  • woofpop

    Hazy Shade Of Winter was on S&G’s album Bookends, which was in the young woofpop household, so I knew every note on it. Hazy Shade is one of my all-time favorite songs.
    The Bangles do a great job on the cover, though, I must say. They put a perfect punch on it.

  • Pingback: jefitoblog()

  • I guess I’m a pig (or was).
     
    I had the Tiffany album. I never bought it for the music.
     
    The shame.
    DwD

  • EightE1

    Finally, someone else who recognizes Jacko’s lipsync performance on "Man in the Mirror!"  Huzzah!  I remember reading something about what an amazing live performance it was, and I wanted to scream, "He wasn’t singing!"  Another fine Chart Attack, Jason.  I was in the middle of my senior year of high school in January of ’88, so hearing any of these songs on the radio typically gives me pause (well, maybe not the Tiffany or Taylor Dayne).RobEightE1

  • Jeremy

    what a great time in life

  • BD

    The most recent comment on the Taylor Dayne video: "Taylor your eyes make you look always tore up, I suffer from the same problem. All though school the staff thought that I was high everyday."The Bangles version is infinitely superior to the original, akin to Jimi Hendrix covering All Along the Watchtower. Or Manfred Mann’s Blinded by the Light. Or the king of improvement-by-cover-version, Living Colour’s adrenalized take on the mediocre Talking Heads song Memories Can’t Wait.

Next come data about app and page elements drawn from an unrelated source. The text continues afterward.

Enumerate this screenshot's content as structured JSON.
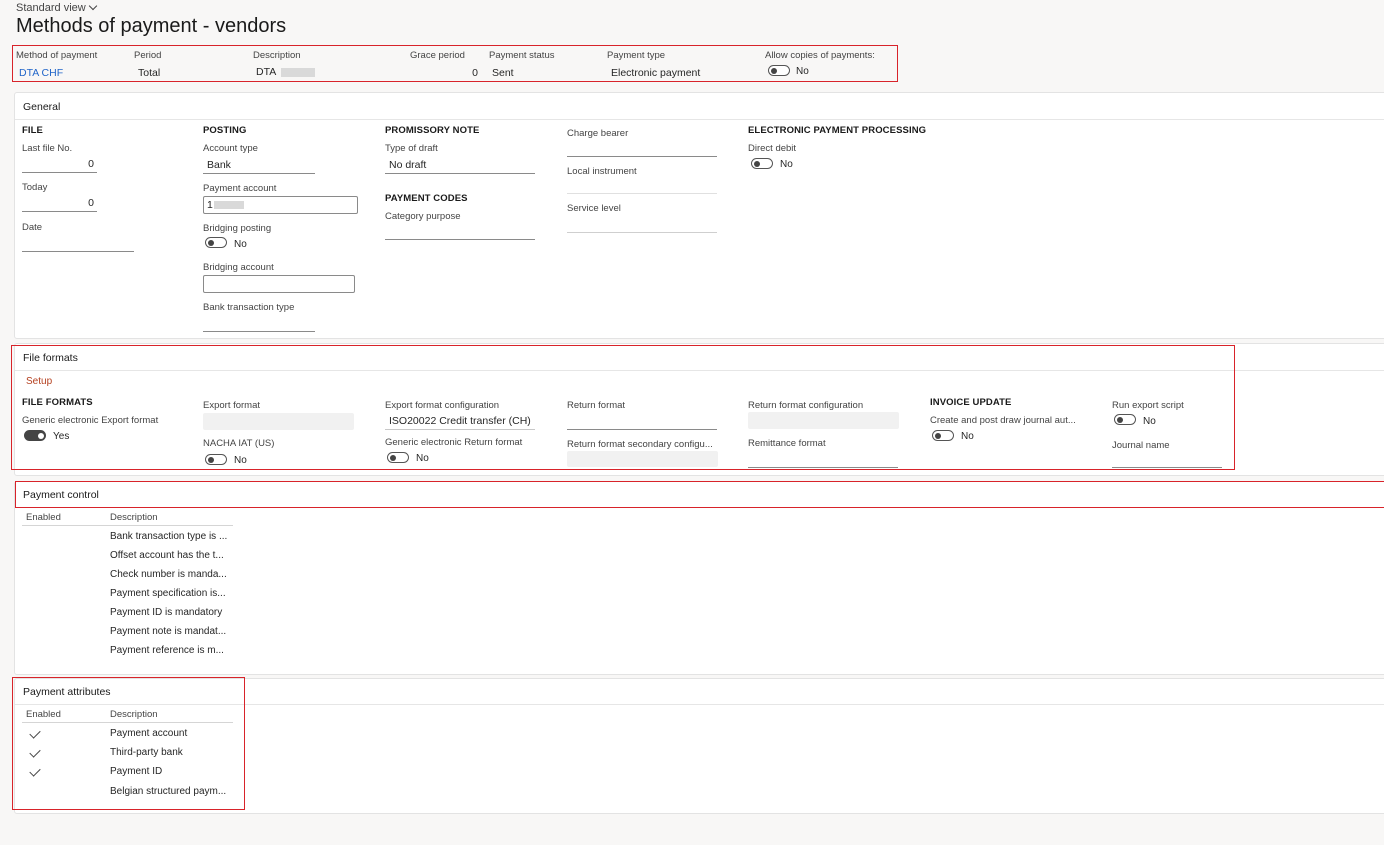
{
  "view": {
    "label": "Standard view"
  },
  "page": {
    "title": "Methods of payment - vendors"
  },
  "header": {
    "labels": {
      "method": "Method of payment",
      "period": "Period",
      "description": "Description",
      "grace": "Grace period",
      "status": "Payment status",
      "type": "Payment type",
      "copies": "Allow copies of payments:"
    },
    "values": {
      "method": "DTA CHF",
      "period": "Total",
      "description": "DTA",
      "grace": "0",
      "status": "Sent",
      "type": "Electronic payment",
      "copies": "No"
    }
  },
  "general": {
    "title": "General",
    "file": {
      "heading": "FILE",
      "last_file_label": "Last file No.",
      "last_file_value": "0",
      "today_label": "Today",
      "today_value": "0",
      "date_label": "Date"
    },
    "posting": {
      "heading": "POSTING",
      "account_type_label": "Account type",
      "account_type_value": "Bank",
      "payment_account_label": "Payment account",
      "payment_account_value": "1",
      "bridging_posting_label": "Bridging posting",
      "bridging_posting_value": "No",
      "bridging_account_label": "Bridging account",
      "bank_transaction_label": "Bank transaction type"
    },
    "promissory": {
      "heading": "PROMISSORY NOTE",
      "type_label": "Type of draft",
      "type_value": "No draft"
    },
    "codes": {
      "heading": "PAYMENT CODES",
      "category_label": "Category purpose"
    },
    "charge_bearer_label": "Charge bearer",
    "local_instrument_label": "Local instrument",
    "service_level_label": "Service level",
    "epp": {
      "heading": "ELECTRONIC PAYMENT PROCESSING",
      "direct_debit_label": "Direct debit",
      "direct_debit_value": "No"
    }
  },
  "file_formats": {
    "title": "File formats",
    "setup_label": "Setup",
    "heading": "FILE FORMATS",
    "generic_export_label": "Generic electronic Export format",
    "generic_export_value": "Yes",
    "export_format_label": "Export format",
    "nacha_label": "NACHA IAT (US)",
    "nacha_value": "No",
    "export_config_label": "Export format configuration",
    "export_config_value": "ISO20022 Credit transfer (CH)",
    "generic_return_label": "Generic electronic Return format",
    "generic_return_value": "No",
    "return_format_label": "Return format",
    "return_secondary_label": "Return format secondary configu...",
    "return_config_label": "Return format configuration",
    "remittance_label": "Remittance format",
    "invoice_heading": "INVOICE UPDATE",
    "create_post_label": "Create and post draw journal aut...",
    "create_post_value": "No",
    "run_script_label": "Run export script",
    "run_script_value": "No",
    "journal_name_label": "Journal name"
  },
  "payment_control": {
    "title": "Payment control",
    "col_enabled": "Enabled",
    "col_description": "Description",
    "rows": [
      "Bank transaction type is ...",
      "Offset account has the t...",
      "Check number is manda...",
      "Payment specification is...",
      "Payment ID is mandatory",
      "Payment note is mandat...",
      "Payment reference is m..."
    ]
  },
  "payment_attributes": {
    "title": "Payment attributes",
    "col_enabled": "Enabled",
    "col_description": "Description",
    "rows": [
      {
        "enabled": true,
        "description": "Payment account"
      },
      {
        "enabled": true,
        "description": "Third-party bank"
      },
      {
        "enabled": true,
        "description": "Payment ID"
      },
      {
        "enabled": false,
        "description": "Belgian structured paym..."
      }
    ]
  }
}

  • JT

    You are on fi-yah with incorporating the song lyric,  "I don’t know why I like it. I just do." !! That was a fun surprise to read. G-d you’re good!

  • I’m with you – The Bangles version of Hazy Shade of Winter is the better version for me and it is also my favorite song by The Bangles.  Okay, maybe the only song by them I do like.
    What a shame that Need You Tonight was #1 for only one week because that song still sounds just as great today and yes, it just isn’t right to hear it without Mediate.  I have noticed that when XM Radio plays it, they play both songs.
    As for that Whitney song…it always annoyed me because it sounded she was singing that it was shucking what love can do, which made me think:  Yea, love is like corn.

  • Elaine

    Christy, "shucking what love can do" reminds me of when Animotion’s ‘Obsession’ came out.  We always sang it "like a butt fly, a wild butt fly."  Of course we knew it was butterfly, but the woman said butt fly.  What’re you gonna do when the woman’s singing about a butt fly?  I can’t hear the Bangles’ ‘Hazy Shade of Winter’ without thinking about the movie it was from.  Icky.  Poor Jami Gertz.  I’m not sure whether I’ve ever heard the original version of that song.  Anyway, here’s the video:  http://www.youtube.com/watch?v=QZvn4FAR07g  — yes, girls, tv’s ARE scary.

  • JP

    Back in the late eighties and early nineties when she was popular, I thought Taylor Dayne was hot. Just wish she’d ease up on the lipstick.

    After seeing that semi-scary Youtube vid of her singing the Xmas song, my opinion still stands.